TASK DESCRIPTION: Please tally the lines in the records that include the word "JSON" and answer with the bare number.

╭─ THE RECORDS

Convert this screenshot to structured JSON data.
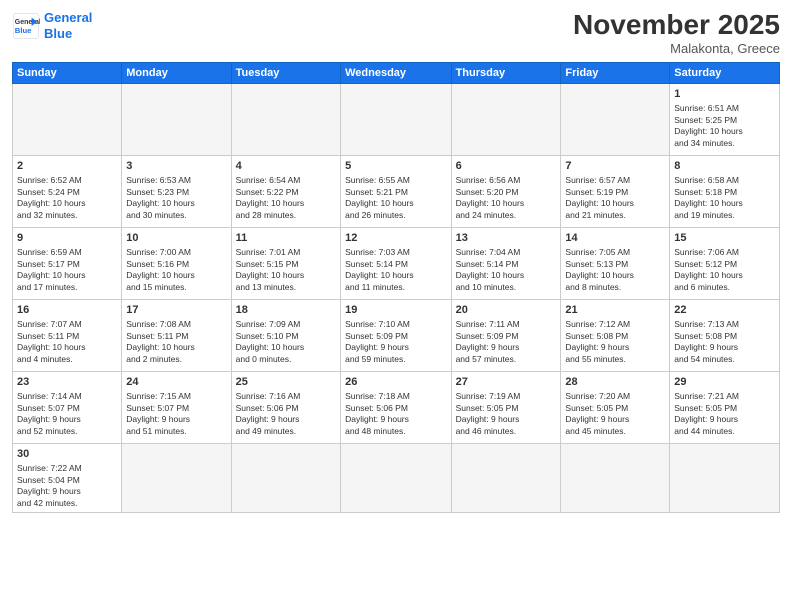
{
  "header": {
    "logo_general": "General",
    "logo_blue": "Blue",
    "month_title": "November 2025",
    "subtitle": "Malakonta, Greece"
  },
  "weekdays": [
    "Sunday",
    "Monday",
    "Tuesday",
    "Wednesday",
    "Thursday",
    "Friday",
    "Saturday"
  ],
  "weeks": [
    [
      {
        "day": "",
        "info": ""
      },
      {
        "day": "",
        "info": ""
      },
      {
        "day": "",
        "info": ""
      },
      {
        "day": "",
        "info": ""
      },
      {
        "day": "",
        "info": ""
      },
      {
        "day": "",
        "info": ""
      },
      {
        "day": "1",
        "info": "Sunrise: 6:51 AM\nSunset: 5:25 PM\nDaylight: 10 hours\nand 34 minutes."
      }
    ],
    [
      {
        "day": "2",
        "info": "Sunrise: 6:52 AM\nSunset: 5:24 PM\nDaylight: 10 hours\nand 32 minutes."
      },
      {
        "day": "3",
        "info": "Sunrise: 6:53 AM\nSunset: 5:23 PM\nDaylight: 10 hours\nand 30 minutes."
      },
      {
        "day": "4",
        "info": "Sunrise: 6:54 AM\nSunset: 5:22 PM\nDaylight: 10 hours\nand 28 minutes."
      },
      {
        "day": "5",
        "info": "Sunrise: 6:55 AM\nSunset: 5:21 PM\nDaylight: 10 hours\nand 26 minutes."
      },
      {
        "day": "6",
        "info": "Sunrise: 6:56 AM\nSunset: 5:20 PM\nDaylight: 10 hours\nand 24 minutes."
      },
      {
        "day": "7",
        "info": "Sunrise: 6:57 AM\nSunset: 5:19 PM\nDaylight: 10 hours\nand 21 minutes."
      },
      {
        "day": "8",
        "info": "Sunrise: 6:58 AM\nSunset: 5:18 PM\nDaylight: 10 hours\nand 19 minutes."
      }
    ],
    [
      {
        "day": "9",
        "info": "Sunrise: 6:59 AM\nSunset: 5:17 PM\nDaylight: 10 hours\nand 17 minutes."
      },
      {
        "day": "10",
        "info": "Sunrise: 7:00 AM\nSunset: 5:16 PM\nDaylight: 10 hours\nand 15 minutes."
      },
      {
        "day": "11",
        "info": "Sunrise: 7:01 AM\nSunset: 5:15 PM\nDaylight: 10 hours\nand 13 minutes."
      },
      {
        "day": "12",
        "info": "Sunrise: 7:03 AM\nSunset: 5:14 PM\nDaylight: 10 hours\nand 11 minutes."
      },
      {
        "day": "13",
        "info": "Sunrise: 7:04 AM\nSunset: 5:14 PM\nDaylight: 10 hours\nand 10 minutes."
      },
      {
        "day": "14",
        "info": "Sunrise: 7:05 AM\nSunset: 5:13 PM\nDaylight: 10 hours\nand 8 minutes."
      },
      {
        "day": "15",
        "info": "Sunrise: 7:06 AM\nSunset: 5:12 PM\nDaylight: 10 hours\nand 6 minutes."
      }
    ],
    [
      {
        "day": "16",
        "info": "Sunrise: 7:07 AM\nSunset: 5:11 PM\nDaylight: 10 hours\nand 4 minutes."
      },
      {
        "day": "17",
        "info": "Sunrise: 7:08 AM\nSunset: 5:11 PM\nDaylight: 10 hours\nand 2 minutes."
      },
      {
        "day": "18",
        "info": "Sunrise: 7:09 AM\nSunset: 5:10 PM\nDaylight: 10 hours\nand 0 minutes."
      },
      {
        "day": "19",
        "info": "Sunrise: 7:10 AM\nSunset: 5:09 PM\nDaylight: 9 hours\nand 59 minutes."
      },
      {
        "day": "20",
        "info": "Sunrise: 7:11 AM\nSunset: 5:09 PM\nDaylight: 9 hours\nand 57 minutes."
      },
      {
        "day": "21",
        "info": "Sunrise: 7:12 AM\nSunset: 5:08 PM\nDaylight: 9 hours\nand 55 minutes."
      },
      {
        "day": "22",
        "info": "Sunrise: 7:13 AM\nSunset: 5:08 PM\nDaylight: 9 hours\nand 54 minutes."
      }
    ],
    [
      {
        "day": "23",
        "info": "Sunrise: 7:14 AM\nSunset: 5:07 PM\nDaylight: 9 hours\nand 52 minutes."
      },
      {
        "day": "24",
        "info": "Sunrise: 7:15 AM\nSunset: 5:07 PM\nDaylight: 9 hours\nand 51 minutes."
      },
      {
        "day": "25",
        "info": "Sunrise: 7:16 AM\nSunset: 5:06 PM\nDaylight: 9 hours\nand 49 minutes."
      },
      {
        "day": "26",
        "info": "Sunrise: 7:18 AM\nSunset: 5:06 PM\nDaylight: 9 hours\nand 48 minutes."
      },
      {
        "day": "27",
        "info": "Sunrise: 7:19 AM\nSunset: 5:05 PM\nDaylight: 9 hours\nand 46 minutes."
      },
      {
        "day": "28",
        "info": "Sunrise: 7:20 AM\nSunset: 5:05 PM\nDaylight: 9 hours\nand 45 minutes."
      },
      {
        "day": "29",
        "info": "Sunrise: 7:21 AM\nSunset: 5:05 PM\nDaylight: 9 hours\nand 44 minutes."
      }
    ],
    [
      {
        "day": "30",
        "info": "Sunrise: 7:22 AM\nSunset: 5:04 PM\nDaylight: 9 hours\nand 42 minutes."
      },
      {
        "day": "",
        "info": ""
      },
      {
        "day": "",
        "info": ""
      },
      {
        "day": "",
        "info": ""
      },
      {
        "day": "",
        "info": ""
      },
      {
        "day": "",
        "info": ""
      },
      {
        "day": "",
        "info": ""
      }
    ]
  ]
}
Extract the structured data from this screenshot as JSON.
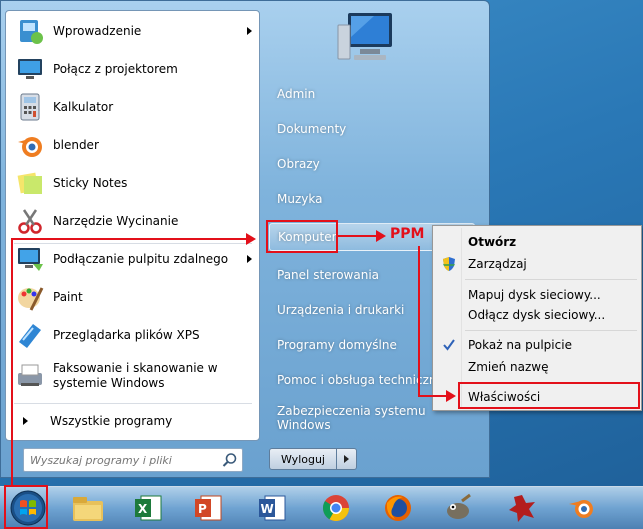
{
  "start_menu": {
    "programs": [
      {
        "label": "Wprowadzenie",
        "icon": "getting-started-icon",
        "submenu": true
      },
      {
        "label": "Połącz z projektorem",
        "icon": "projector-icon",
        "submenu": false
      },
      {
        "label": "Kalkulator",
        "icon": "calculator-icon",
        "submenu": false
      },
      {
        "label": "blender",
        "icon": "blender-icon",
        "submenu": false
      },
      {
        "label": "Sticky Notes",
        "icon": "sticky-notes-icon",
        "submenu": false
      },
      {
        "label": "Narzędzie Wycinanie",
        "icon": "snipping-tool-icon",
        "submenu": false
      },
      {
        "label": "Podłączanie pulpitu zdalnego",
        "icon": "remote-desktop-icon",
        "submenu": true
      },
      {
        "label": "Paint",
        "icon": "paint-icon",
        "submenu": false
      },
      {
        "label": "Przeglądarka plików XPS",
        "icon": "xps-viewer-icon",
        "submenu": false
      },
      {
        "label_line1": "Faksowanie i skanowanie w",
        "label_line2": "systemie Windows",
        "icon": "fax-scan-icon",
        "submenu": false
      }
    ],
    "all_programs": "Wszystkie programy",
    "search_placeholder": "Wyszukaj programy i pliki",
    "right_items": [
      "Admin",
      "Dokumenty",
      "Obrazy",
      "Muzyka",
      "Komputer",
      "Panel sterowania",
      "Urządzenia i drukarki",
      "Programy domyślne",
      "Pomoc i obsługa techniczna",
      "Zabezpieczenia systemu Windows"
    ],
    "shutdown_label": "Wyloguj"
  },
  "context_menu": {
    "items": [
      {
        "label": "Otwórz",
        "bold": true
      },
      {
        "label": "Zarządzaj",
        "bold": false,
        "icon": "shield-icon"
      },
      {
        "label": "Mapuj dysk sieciowy...",
        "bold": false
      },
      {
        "label": "Odłącz dysk sieciowy...",
        "bold": false
      },
      {
        "label": "Pokaż na pulpicie",
        "bold": false,
        "checked": true
      },
      {
        "label": "Zmień nazwę",
        "bold": false
      },
      {
        "label": "Właściwości",
        "bold": false
      }
    ]
  },
  "annotation": {
    "label": "PPM",
    "color": "#e3101a"
  },
  "taskbar": {
    "apps": [
      "explorer-icon",
      "excel-icon",
      "powerpoint-icon",
      "word-icon",
      "chrome-icon",
      "firefox-icon",
      "gimp-icon",
      "app-icon",
      "blender-icon"
    ]
  },
  "colors": {
    "accent_red": "#e3101a",
    "menu_blue": "#7fb3dc"
  }
}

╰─

RESPONSE TO THE EXERCISE: 2